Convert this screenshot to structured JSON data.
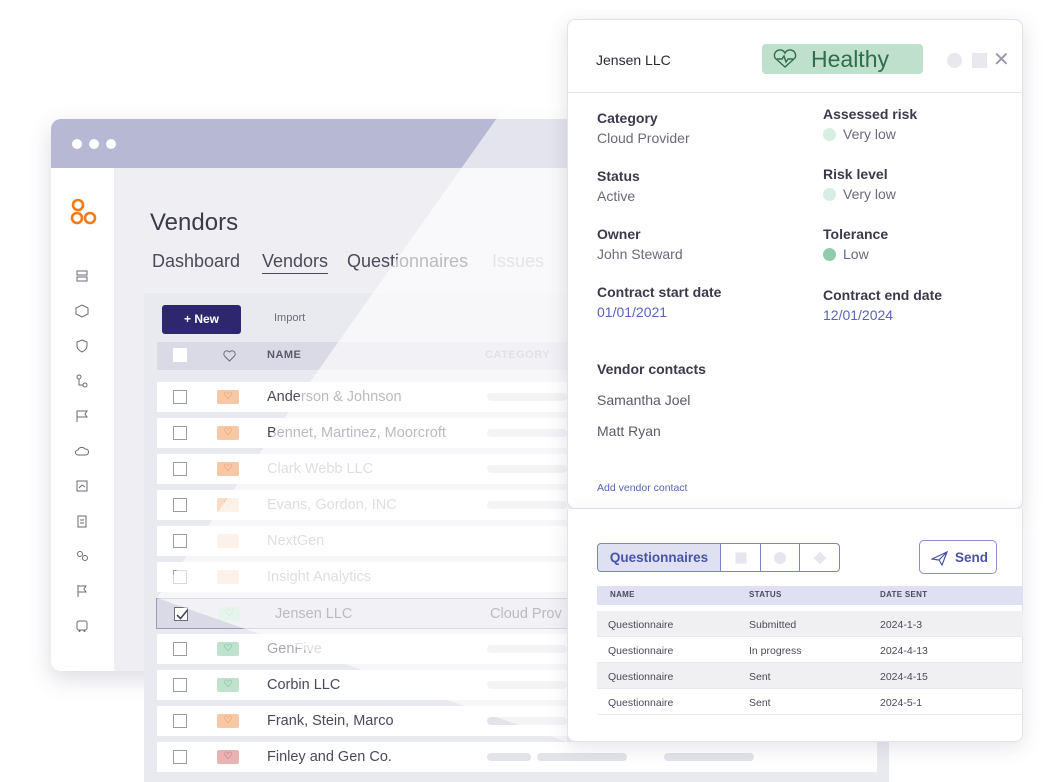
{
  "app": {
    "page_title": "Vendors",
    "tabs": [
      {
        "label": "Dashboard"
      },
      {
        "label": "Vendors"
      },
      {
        "label": "Questionnaires"
      },
      {
        "label": "Issues"
      }
    ],
    "toolbar": {
      "new_label": "+ New",
      "import_label": "Import"
    },
    "table_headers": {
      "name": "NAME",
      "category": "CATEGORY"
    },
    "rows": [
      {
        "name": "Anderson & Johnson",
        "health": "orange"
      },
      {
        "name": "Bennet, Martinez, Moorcroft",
        "health": "orange"
      },
      {
        "name": "Clark Webb LLC",
        "health": "orange"
      },
      {
        "name": "Evans, Gordon, INC",
        "health": "orange"
      },
      {
        "name": "NextGen",
        "health": "orange"
      },
      {
        "name": "Insight Analytics",
        "health": "orange"
      },
      {
        "name": "Jensen LLC",
        "category": "Cloud Prov",
        "health": "green",
        "selected": true
      },
      {
        "name": "GenFive",
        "health": "green"
      },
      {
        "name": "Corbin LLC",
        "health": "green"
      },
      {
        "name": "Frank, Stein, Marco",
        "health": "orange"
      },
      {
        "name": "Finley and Gen Co.",
        "health": "red"
      }
    ]
  },
  "detail": {
    "vendor_name": "Jensen LLC",
    "health_status": "Healthy",
    "fields": {
      "category": {
        "label": "Category",
        "value": "Cloud Provider"
      },
      "status": {
        "label": "Status",
        "value": "Active"
      },
      "owner": {
        "label": "Owner",
        "value": "John Steward"
      },
      "contract_start": {
        "label": "Contract start date",
        "value": "01/01/2021"
      },
      "assessed_risk": {
        "label": "Assessed risk",
        "value": "Very low"
      },
      "risk_level": {
        "label": "Risk level",
        "value": "Very low"
      },
      "tolerance": {
        "label": "Tolerance",
        "value": "Low"
      },
      "contract_end": {
        "label": "Contract end date",
        "value": "12/01/2024"
      }
    },
    "contacts_label": "Vendor contacts",
    "contacts": [
      "Samantha Joel",
      "Matt Ryan"
    ],
    "add_contact_label": "Add vendor contact"
  },
  "questionnaires": {
    "tab_label": "Questionnaires",
    "send_label": "Send",
    "headers": {
      "name": "NAME",
      "status": "STATUS",
      "date_sent": "DATE SENT"
    },
    "rows": [
      {
        "name": "Questionnaire",
        "status": "Submitted",
        "date_sent": "2024-1-3"
      },
      {
        "name": "Questionnaire",
        "status": "In progress",
        "date_sent": "2024-4-13"
      },
      {
        "name": "Questionnaire",
        "status": "Sent",
        "date_sent": "2024-4-15"
      },
      {
        "name": "Questionnaire",
        "status": "Sent",
        "date_sent": "2024-5-1"
      }
    ]
  },
  "colors": {
    "primary": "#2e2770",
    "healthy_bg": "#bfe0cd",
    "healthy_text": "#2f6e4a",
    "link": "#5a64b8",
    "very_low_dot": "#d7efe3",
    "low_dot": "#8fcbac"
  },
  "icons": {
    "logo": "three-circles-logo",
    "sidebar": [
      "server-icon",
      "box-icon",
      "shield-icon",
      "workflow-icon",
      "flag-chat-icon",
      "cloud-icon",
      "report-icon",
      "clipboard-icon",
      "vendors-icon",
      "flag-icon",
      "bus-icon"
    ]
  }
}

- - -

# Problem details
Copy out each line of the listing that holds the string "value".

# Response area
        "value": "Cloud Provider"
        "value": "Active"
        "value": "John Steward"
        "value": "01/01/2021"
        "value": "Very low"
        "value": "Very low"
        "value": "Low"
        "value": "12/01/2024"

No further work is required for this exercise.